Cloud Seeding – UPSC Prelims

Cloud seeding:
  • Cloud seeding is a form of weather modification
  • It is a way of changing the amount or type of precipitation that falls from clouds
  • How? by dispersing substances into the air that serve as cloud condensation or ice nuclei, which alter the microphysical processes within the cloud
  • Why? The usual intent is to increase precipitation (rain or snow), but hail and fog suppression are also widely practiced in airports
  • Chemicals used: In cloud seeding, either dry ice, or more commonly, silver iodide aerosols are sprayed into the upper part of clouds to try to stimulate the precipitation process and form rain
  • Cloud seeding also occurs due to ice nucleators in nature, most of which are bacterial in origin
  • Mechanism: Since most rainfall starts through the growth of ice crystals from super-cooled cloud droplets (droplets colder than the freezing point, 32 deg. F or 0 deg. C) in the upper parts of clouds, the silver iodide particles are meant to encourage the growth of new ice particles
  • The history of cloud seeding has experienced uncertain results because it can never be known whether a cloud that rains after seeding might have rained anyway
  • This is because seeding is performed on clouds that look like they have some potential for producing rain


Uses of Cloud seeding
  • In agriculture, crop loss can be prevented.
  • In water management, floods and droughts can be managed (Indonesia is known to use it to prevent risk of floods).
Cloud seeding in India
  • In India, Tamil Nadu became the first state in the country to attempt cloud- seeding as early as 1983-1984.
  • Karnataka and Maharashtra followed in 2003 and 2008 respectively when drought situations prevailed.
  • As Indian socio-economic setup is vitally linked with Monsoon (which is highly erratic leading to agrarian and economic crises), many states are experimenting in cloud seeding projects.
  • India has several drought-hit areas like in Bundelkhand in UP and elsewhere in Maharashtra and Karnataka.
  • The technology also has strategic applications, like for defence purposes.
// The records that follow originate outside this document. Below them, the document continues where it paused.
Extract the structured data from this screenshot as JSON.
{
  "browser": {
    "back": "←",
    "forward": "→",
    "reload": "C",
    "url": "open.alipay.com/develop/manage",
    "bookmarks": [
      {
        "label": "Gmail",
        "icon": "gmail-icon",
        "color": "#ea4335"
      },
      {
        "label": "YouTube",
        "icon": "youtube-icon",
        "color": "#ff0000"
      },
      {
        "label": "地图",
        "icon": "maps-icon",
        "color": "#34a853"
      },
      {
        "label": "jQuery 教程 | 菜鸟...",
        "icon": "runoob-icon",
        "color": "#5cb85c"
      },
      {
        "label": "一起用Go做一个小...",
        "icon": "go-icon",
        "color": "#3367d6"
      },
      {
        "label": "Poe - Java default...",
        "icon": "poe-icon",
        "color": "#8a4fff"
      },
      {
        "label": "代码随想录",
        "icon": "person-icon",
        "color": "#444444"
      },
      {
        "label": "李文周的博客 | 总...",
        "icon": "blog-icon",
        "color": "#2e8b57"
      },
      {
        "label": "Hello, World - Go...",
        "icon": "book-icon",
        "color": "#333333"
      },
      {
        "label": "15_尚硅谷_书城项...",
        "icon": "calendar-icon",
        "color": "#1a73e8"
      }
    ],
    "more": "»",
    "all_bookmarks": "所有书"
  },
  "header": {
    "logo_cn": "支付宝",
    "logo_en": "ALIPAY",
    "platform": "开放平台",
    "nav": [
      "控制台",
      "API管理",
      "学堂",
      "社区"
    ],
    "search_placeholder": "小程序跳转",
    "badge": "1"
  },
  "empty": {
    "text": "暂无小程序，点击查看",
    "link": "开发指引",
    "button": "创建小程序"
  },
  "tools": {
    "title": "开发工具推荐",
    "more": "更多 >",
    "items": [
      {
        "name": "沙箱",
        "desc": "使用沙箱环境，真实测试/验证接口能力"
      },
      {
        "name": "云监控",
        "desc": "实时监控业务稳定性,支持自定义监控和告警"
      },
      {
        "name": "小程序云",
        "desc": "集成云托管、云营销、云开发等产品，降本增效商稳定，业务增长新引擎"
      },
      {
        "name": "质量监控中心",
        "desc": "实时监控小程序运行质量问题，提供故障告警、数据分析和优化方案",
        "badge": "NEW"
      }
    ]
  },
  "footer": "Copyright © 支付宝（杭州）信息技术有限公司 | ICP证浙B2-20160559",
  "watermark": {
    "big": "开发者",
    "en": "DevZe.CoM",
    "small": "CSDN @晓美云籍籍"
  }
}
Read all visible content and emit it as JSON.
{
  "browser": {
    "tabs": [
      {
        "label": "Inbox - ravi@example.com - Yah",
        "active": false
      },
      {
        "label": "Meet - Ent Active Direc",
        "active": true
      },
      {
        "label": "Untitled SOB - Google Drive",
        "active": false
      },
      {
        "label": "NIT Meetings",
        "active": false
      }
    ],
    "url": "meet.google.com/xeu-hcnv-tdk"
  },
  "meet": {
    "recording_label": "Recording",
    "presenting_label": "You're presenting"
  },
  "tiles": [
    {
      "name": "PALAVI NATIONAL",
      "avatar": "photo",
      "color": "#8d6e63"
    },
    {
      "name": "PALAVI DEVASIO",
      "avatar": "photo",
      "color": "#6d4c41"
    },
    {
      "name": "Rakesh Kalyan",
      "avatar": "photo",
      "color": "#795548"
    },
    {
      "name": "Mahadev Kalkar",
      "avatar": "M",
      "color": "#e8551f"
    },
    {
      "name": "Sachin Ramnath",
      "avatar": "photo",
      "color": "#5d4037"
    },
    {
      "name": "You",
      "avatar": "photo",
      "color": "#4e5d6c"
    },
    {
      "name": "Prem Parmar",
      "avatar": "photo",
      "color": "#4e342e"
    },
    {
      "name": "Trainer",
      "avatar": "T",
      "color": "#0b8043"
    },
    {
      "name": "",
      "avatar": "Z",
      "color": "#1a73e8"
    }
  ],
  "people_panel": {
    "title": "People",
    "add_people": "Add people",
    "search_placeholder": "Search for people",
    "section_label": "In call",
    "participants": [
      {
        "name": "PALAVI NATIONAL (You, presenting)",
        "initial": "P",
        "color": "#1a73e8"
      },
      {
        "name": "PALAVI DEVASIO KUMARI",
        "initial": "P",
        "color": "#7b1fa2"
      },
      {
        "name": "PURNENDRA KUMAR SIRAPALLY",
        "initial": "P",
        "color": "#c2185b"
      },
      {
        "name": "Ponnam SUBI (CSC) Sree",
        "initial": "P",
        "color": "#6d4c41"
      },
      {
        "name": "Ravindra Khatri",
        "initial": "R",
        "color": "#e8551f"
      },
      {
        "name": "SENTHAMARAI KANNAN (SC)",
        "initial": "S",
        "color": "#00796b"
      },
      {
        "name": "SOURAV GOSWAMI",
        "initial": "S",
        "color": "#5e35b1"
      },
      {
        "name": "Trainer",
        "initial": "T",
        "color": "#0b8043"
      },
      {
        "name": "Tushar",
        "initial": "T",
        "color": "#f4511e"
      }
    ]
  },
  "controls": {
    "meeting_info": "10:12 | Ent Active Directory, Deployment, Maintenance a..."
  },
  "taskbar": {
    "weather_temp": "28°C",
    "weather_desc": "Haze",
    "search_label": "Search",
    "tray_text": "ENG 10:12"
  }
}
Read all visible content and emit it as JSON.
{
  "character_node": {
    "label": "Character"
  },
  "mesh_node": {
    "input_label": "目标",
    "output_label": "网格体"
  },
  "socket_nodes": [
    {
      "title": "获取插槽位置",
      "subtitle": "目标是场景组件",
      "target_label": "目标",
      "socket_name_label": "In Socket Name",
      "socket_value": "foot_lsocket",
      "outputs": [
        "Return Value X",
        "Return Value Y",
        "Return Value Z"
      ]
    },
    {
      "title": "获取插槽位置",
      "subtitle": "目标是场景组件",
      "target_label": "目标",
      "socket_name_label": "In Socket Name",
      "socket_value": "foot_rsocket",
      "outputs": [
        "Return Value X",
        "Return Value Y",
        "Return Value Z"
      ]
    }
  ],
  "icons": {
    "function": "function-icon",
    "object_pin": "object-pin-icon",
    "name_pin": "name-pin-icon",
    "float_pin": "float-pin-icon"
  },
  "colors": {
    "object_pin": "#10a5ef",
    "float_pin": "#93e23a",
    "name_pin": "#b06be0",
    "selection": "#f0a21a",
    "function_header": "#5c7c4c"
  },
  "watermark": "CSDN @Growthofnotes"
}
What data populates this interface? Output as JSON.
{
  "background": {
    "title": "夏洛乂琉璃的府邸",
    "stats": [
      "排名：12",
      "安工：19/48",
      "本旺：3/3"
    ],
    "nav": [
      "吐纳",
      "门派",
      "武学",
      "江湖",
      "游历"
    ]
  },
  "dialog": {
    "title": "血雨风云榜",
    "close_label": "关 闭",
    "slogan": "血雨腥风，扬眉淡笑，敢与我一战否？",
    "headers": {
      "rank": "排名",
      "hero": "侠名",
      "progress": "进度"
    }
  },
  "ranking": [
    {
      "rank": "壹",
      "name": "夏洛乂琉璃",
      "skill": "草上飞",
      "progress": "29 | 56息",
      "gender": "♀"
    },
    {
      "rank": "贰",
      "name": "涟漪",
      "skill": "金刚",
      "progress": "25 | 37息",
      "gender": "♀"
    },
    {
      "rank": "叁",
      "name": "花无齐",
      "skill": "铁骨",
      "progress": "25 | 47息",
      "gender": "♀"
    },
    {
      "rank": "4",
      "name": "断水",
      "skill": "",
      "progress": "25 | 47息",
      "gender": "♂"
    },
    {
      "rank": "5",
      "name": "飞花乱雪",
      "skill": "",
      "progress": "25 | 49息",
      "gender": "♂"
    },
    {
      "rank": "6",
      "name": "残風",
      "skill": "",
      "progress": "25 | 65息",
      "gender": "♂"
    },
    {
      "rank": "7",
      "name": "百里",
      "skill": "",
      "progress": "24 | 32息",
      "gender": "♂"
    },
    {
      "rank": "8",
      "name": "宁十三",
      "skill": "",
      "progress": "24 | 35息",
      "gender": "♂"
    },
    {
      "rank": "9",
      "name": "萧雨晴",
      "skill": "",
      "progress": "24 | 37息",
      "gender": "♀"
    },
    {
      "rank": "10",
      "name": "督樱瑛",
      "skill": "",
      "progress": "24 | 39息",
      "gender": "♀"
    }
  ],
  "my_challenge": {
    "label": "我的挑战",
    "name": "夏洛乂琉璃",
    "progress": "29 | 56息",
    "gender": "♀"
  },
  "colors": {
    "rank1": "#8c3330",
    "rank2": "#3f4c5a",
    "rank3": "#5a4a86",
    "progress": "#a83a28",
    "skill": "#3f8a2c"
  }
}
Over the past decade, many countries, especially China, have mastered it.

Leave a Comment

Your email address will not be published. Required fields are marked *

Scroll to Top